### DIRECTIONS
Please find the lines in the following records that hold "hotkey", and copy them.

───── MATERIAL FOR THE TASK ─────

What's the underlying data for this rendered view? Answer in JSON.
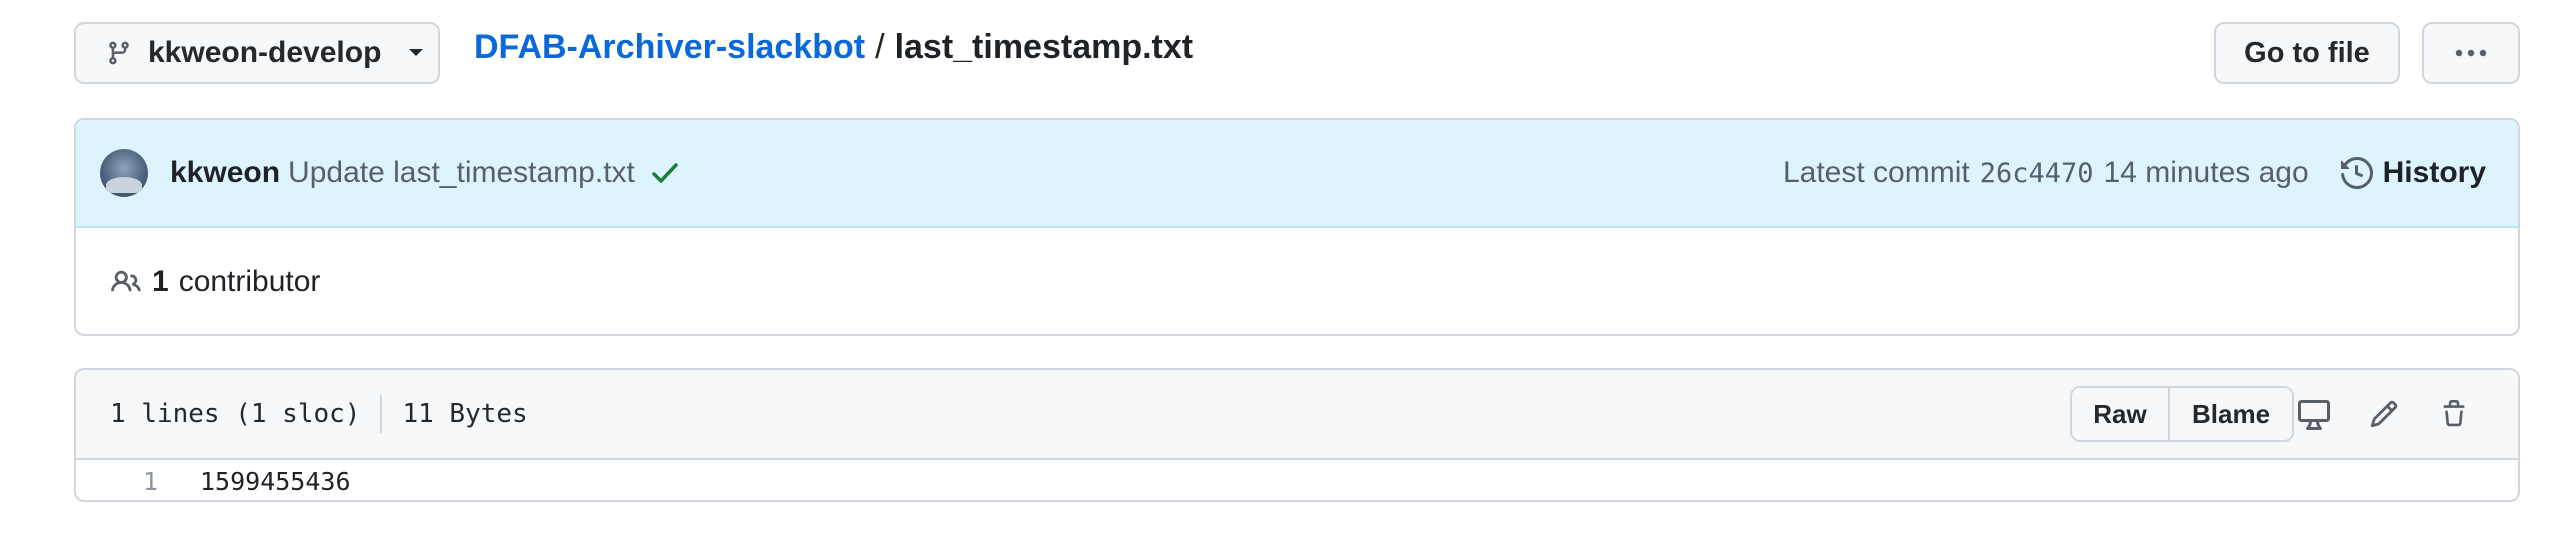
{
  "branch": {
    "name": "kkweon-develop",
    "icon": "git-branch-icon"
  },
  "breadcrumb": {
    "repo": "DFAB-Archiver-slackbot",
    "separator": "/",
    "file": "last_timestamp.txt"
  },
  "actions": {
    "go_to_file": "Go to file",
    "more_icon": "kebab-horizontal-icon"
  },
  "commit": {
    "author": "kkweon",
    "message": "Update last_timestamp.txt",
    "status": "success",
    "latest_label": "Latest commit",
    "sha": "26c4470",
    "time": "14 minutes ago",
    "history_label": "History"
  },
  "contributors": {
    "count": "1",
    "label": "contributor"
  },
  "file": {
    "lines": "1 lines (1 sloc)",
    "size": "11 Bytes",
    "raw_label": "Raw",
    "blame_label": "Blame",
    "code": [
      {
        "num": "1",
        "text": "1599455436"
      }
    ]
  },
  "colors": {
    "link": "#0969da",
    "success": "#1a7f37",
    "commit_bg": "#ddf4ff",
    "border": "#d0d7de"
  }
}
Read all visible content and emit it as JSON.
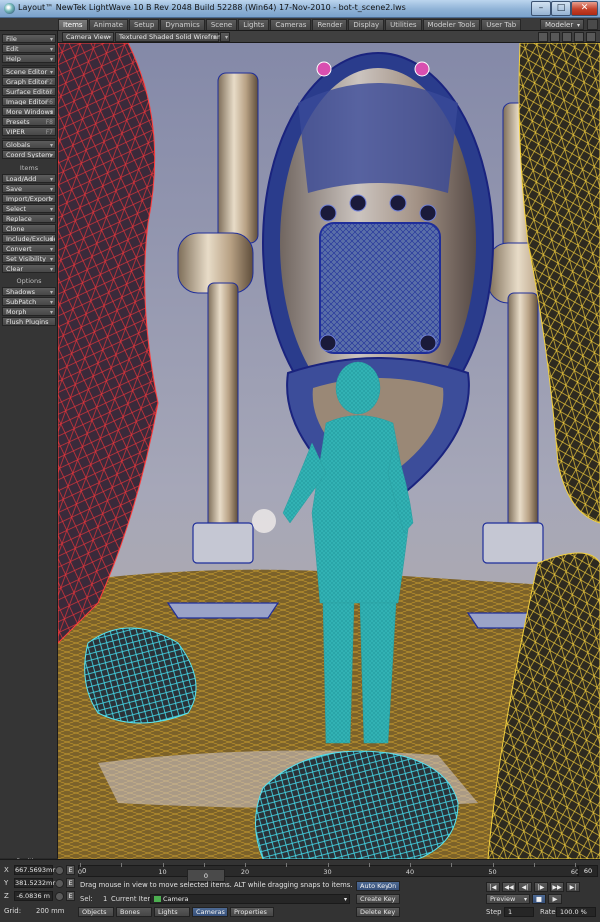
{
  "titlebar": {
    "title": "Layout™ NewTek LightWave 10 B   Rev 2048 Build 52288 (Win64) 17-Nov-2010   -  bot-t_scene2.lws",
    "controls": [
      "minimize",
      "maximize",
      "close"
    ]
  },
  "tabs": [
    "Items",
    "Animate",
    "Setup",
    "Dynamics",
    "Scene",
    "Lights",
    "Cameras",
    "Render",
    "Display",
    "Utilities",
    "Modeler Tools",
    "User Tab"
  ],
  "active_tab": "Items",
  "modeler_label": "Modeler",
  "sidebar": {
    "top": [
      "File",
      "Edit",
      "Help"
    ],
    "editors": [
      {
        "label": "Scene Editor",
        "arrow": true
      },
      {
        "label": "Graph Editor",
        "hotkey": "F2"
      },
      {
        "label": "Surface Editor",
        "hotkey": "F5"
      },
      {
        "label": "Image Editor",
        "hotkey": "F6"
      },
      {
        "label": "More Windows",
        "arrow": true
      },
      {
        "label": "Presets",
        "hotkey": "F8"
      },
      {
        "label": "VIPER",
        "hotkey": "F7"
      }
    ],
    "globals": [
      "Globals",
      "Coord System"
    ],
    "items_heading": "Items",
    "items": [
      "Load/Add",
      "Save",
      "Import/Export",
      "Select",
      "Replace",
      "Clone",
      "Include/Exclude",
      "Convert",
      "Set Visibility",
      "Clear"
    ],
    "options_heading": "Options",
    "options": [
      "Shadows",
      "SubPatch",
      "Morph",
      "Flush Plugins"
    ],
    "position_label": "Position"
  },
  "viewport": {
    "view_mode": "Camera View",
    "shading_mode": "Textured Shaded Solid Wireframe"
  },
  "coords": {
    "x_label": "X",
    "x_value": "667.5693mm",
    "y_label": "Y",
    "y_value": "381.5232mm",
    "z_label": "Z",
    "z_value": "-6.0836 m",
    "grid_label": "Grid:",
    "grid_value": "200 mm"
  },
  "timeline": {
    "start": "0",
    "current": "0",
    "ticks": [
      "0",
      "10",
      "20",
      "30",
      "40",
      "50",
      "60"
    ],
    "end": "60"
  },
  "status": {
    "message": "Drag mouse in view to move selected items. ALT while dragging snaps to items.",
    "sel_label": "Sel:",
    "sel_count": "1",
    "current_item_label": "Current Item",
    "current_item_value": "Camera"
  },
  "item_types": [
    "Objects",
    "Bones",
    "Lights",
    "Cameras",
    "Properties"
  ],
  "active_item_type": "Cameras",
  "keys": {
    "auto_key": "Auto Key",
    "auto_key_state": "On",
    "create_key": "Create Key",
    "delete_key": "Delete Key"
  },
  "playback": {
    "mode": "Preview",
    "step_label": "Step",
    "step_value": "1",
    "rate_label": "Rate",
    "rate_value": "100.0 %",
    "transport": [
      "|◀",
      "◀◀",
      "◀|",
      "|▶",
      "▶▶",
      "▶|"
    ]
  }
}
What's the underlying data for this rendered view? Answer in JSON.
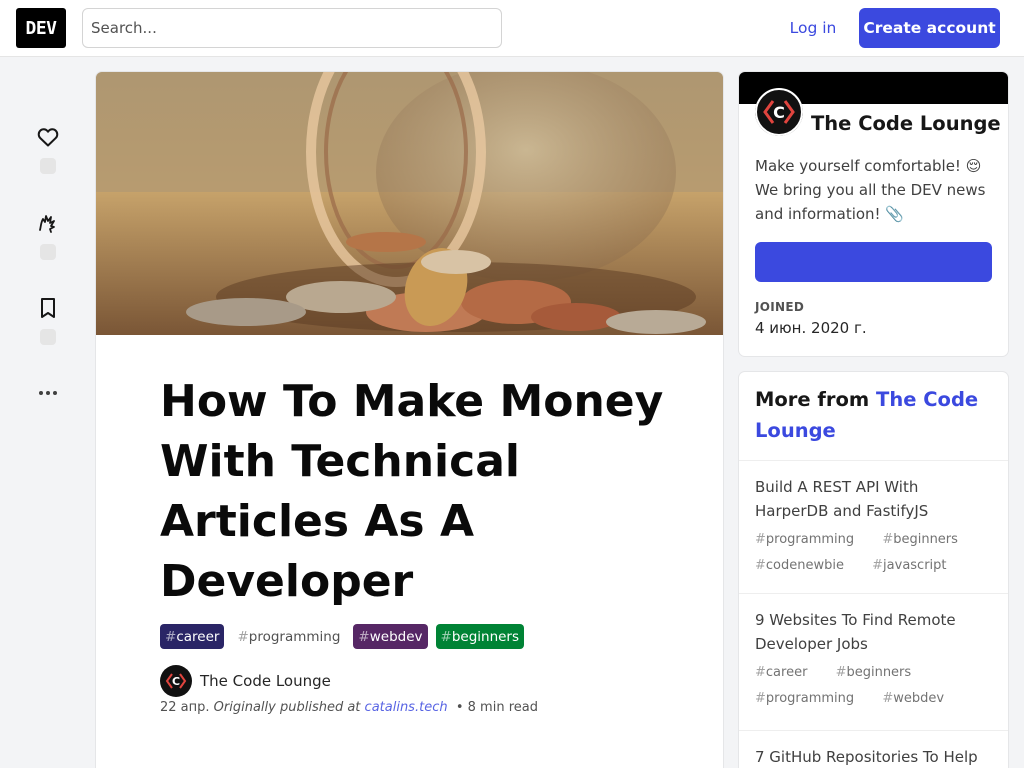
{
  "header": {
    "logo_text": "DEV",
    "search_placeholder": "Search...",
    "login_label": "Log in",
    "create_label": "Create account"
  },
  "colors": {
    "accent": "#3b49df",
    "tag_career": "#2a2566",
    "tag_webdev": "#562765",
    "tag_beginners": "#008335"
  },
  "rail": {
    "icons": [
      "heart-icon",
      "unicorn-icon",
      "bookmark-icon",
      "more-icon"
    ]
  },
  "article": {
    "title": "How To Make Money With Technical Articles As A Developer",
    "tags": [
      {
        "hash": "#",
        "name": "career"
      },
      {
        "hash": "#",
        "name": "programming"
      },
      {
        "hash": "#",
        "name": "webdev"
      },
      {
        "hash": "#",
        "name": "beginners"
      }
    ],
    "author": "The Code Lounge",
    "date": "22 апр.",
    "published_prefix": "Originally published at",
    "published_site": "catalins.tech",
    "read_time": "8 min read"
  },
  "org": {
    "name": "The Code Lounge",
    "description_line1": "Make yourself comfortable! 😌",
    "description_line2": "We bring you all the DEV news and information! 📎",
    "joined_label": "JOINED",
    "joined_date": "4 июн. 2020 г."
  },
  "more": {
    "heading_prefix": "More from",
    "heading_org": "The Code Lounge",
    "items": [
      {
        "title": "Build A REST API With HarperDB and FastifyJS",
        "tags": [
          "programming",
          "beginners",
          "codenewbie",
          "javascript"
        ]
      },
      {
        "title": "9 Websites To Find Remote Developer Jobs",
        "tags": [
          "career",
          "beginners",
          "programming",
          "webdev"
        ]
      },
      {
        "title": "7 GitHub Repositories To Help",
        "tags": []
      }
    ]
  }
}
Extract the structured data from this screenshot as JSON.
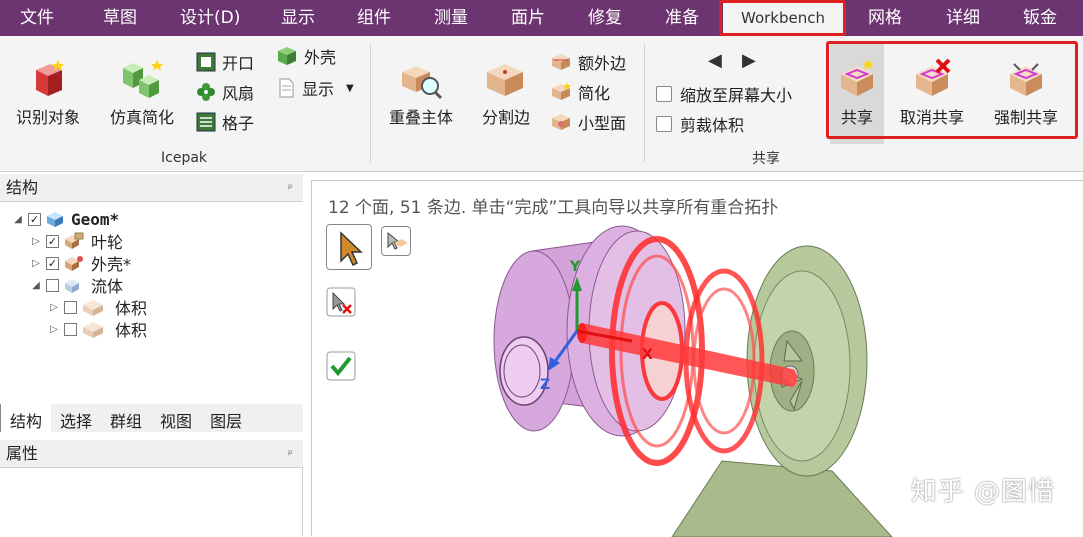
{
  "menubar": {
    "items": [
      "文件",
      "草图",
      "设计(D)",
      "显示",
      "组件",
      "测量",
      "面片",
      "修复",
      "准备",
      "Workbench",
      "网格",
      "详细",
      "钣金"
    ],
    "active": "Workbench"
  },
  "ribbon": {
    "icepak": {
      "label": "Icepak",
      "identify": "识别对象",
      "simplify": "仿真简化",
      "opening": "开口",
      "fan": "风扇",
      "grille": "格子",
      "enclosure": "外壳",
      "display": "显示"
    },
    "share_group": {
      "label": "共享",
      "overlap_body": "重叠主体",
      "split_edge": "分割边",
      "extra_edge": "额外边",
      "simplify": "简化",
      "small_face": "小型面",
      "zoom_fit": "缩放至屏幕大小",
      "crop_volume": "剪裁体积",
      "share": "共享",
      "unshare": "取消共享",
      "force_share": "强制共享"
    }
  },
  "structure": {
    "title": "结构",
    "root": "Geom*",
    "children": [
      "叶轮",
      "外壳*",
      "流体"
    ],
    "fluid_children": [
      "体积",
      "体积"
    ]
  },
  "tabs": [
    "结构",
    "选择",
    "群组",
    "视图",
    "图层"
  ],
  "properties": {
    "title": "属性"
  },
  "viewport": {
    "status": "12 个面, 51 条边. 单击“完成”工具向导以共享所有重合拓扑",
    "axis_y": "Y",
    "axis_x": "X",
    "axis_z": "Z"
  },
  "watermark": "知乎 @图惜",
  "colors": {
    "menubar": "#6c3470",
    "highlight_red": "#e02020",
    "housing_purple": "#d7a8dd",
    "housing_green": "#b5c79a"
  }
}
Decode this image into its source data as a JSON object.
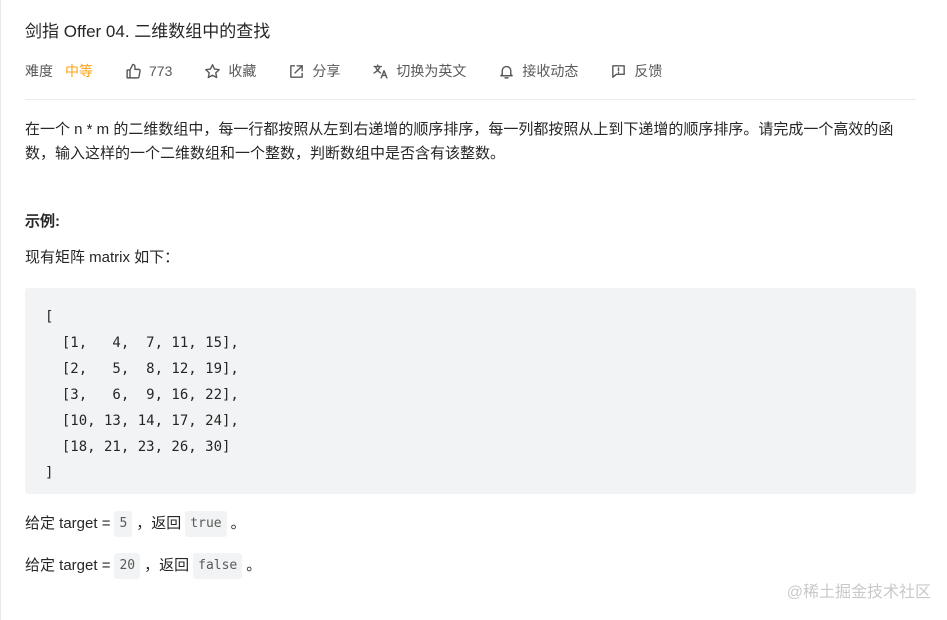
{
  "problem": {
    "title": "剑指 Offer 04. 二维数组中的查找",
    "difficulty_label": "难度",
    "difficulty": "中等",
    "likes": "773",
    "favorite_label": "收藏",
    "share_label": "分享",
    "translate_label": "切换为英文",
    "notify_label": "接收动态",
    "feedback_label": "反馈"
  },
  "description": "在一个 n * m 的二维数组中，每一行都按照从左到右递增的顺序排序，每一列都按照从上到下递增的顺序排序。请完成一个高效的函数，输入这样的一个二维数组和一个整数，判断数组中是否含有该整数。",
  "example": {
    "title": "示例:",
    "intro": "现有矩阵 matrix 如下：",
    "code_lines": [
      "[",
      "  [1,   4,  7, 11, 15],",
      "  [2,   5,  8, 12, 19],",
      "  [3,   6,  9, 16, 22],",
      "  [10, 13, 14, 17, 24],",
      "  [18, 21, 23, 26, 30]",
      "]"
    ],
    "case1": {
      "prefix": "给定 target =",
      "target": "5",
      "middle": "，返回",
      "result": "true",
      "suffix": "。"
    },
    "case2": {
      "prefix": "给定 target =",
      "target": "20",
      "middle": "，返回",
      "result": "false",
      "suffix": "。"
    }
  },
  "watermark": "@稀土掘金技术社区",
  "colors": {
    "difficulty_medium": "#ffa116",
    "code_bg": "#f2f3f4"
  }
}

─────

### RESPONSE
        "hotkey": "F2"
        "hotkey": "F5"
        "hotkey": "F6"
        "hotkey": "F8"
        "hotkey": "F7"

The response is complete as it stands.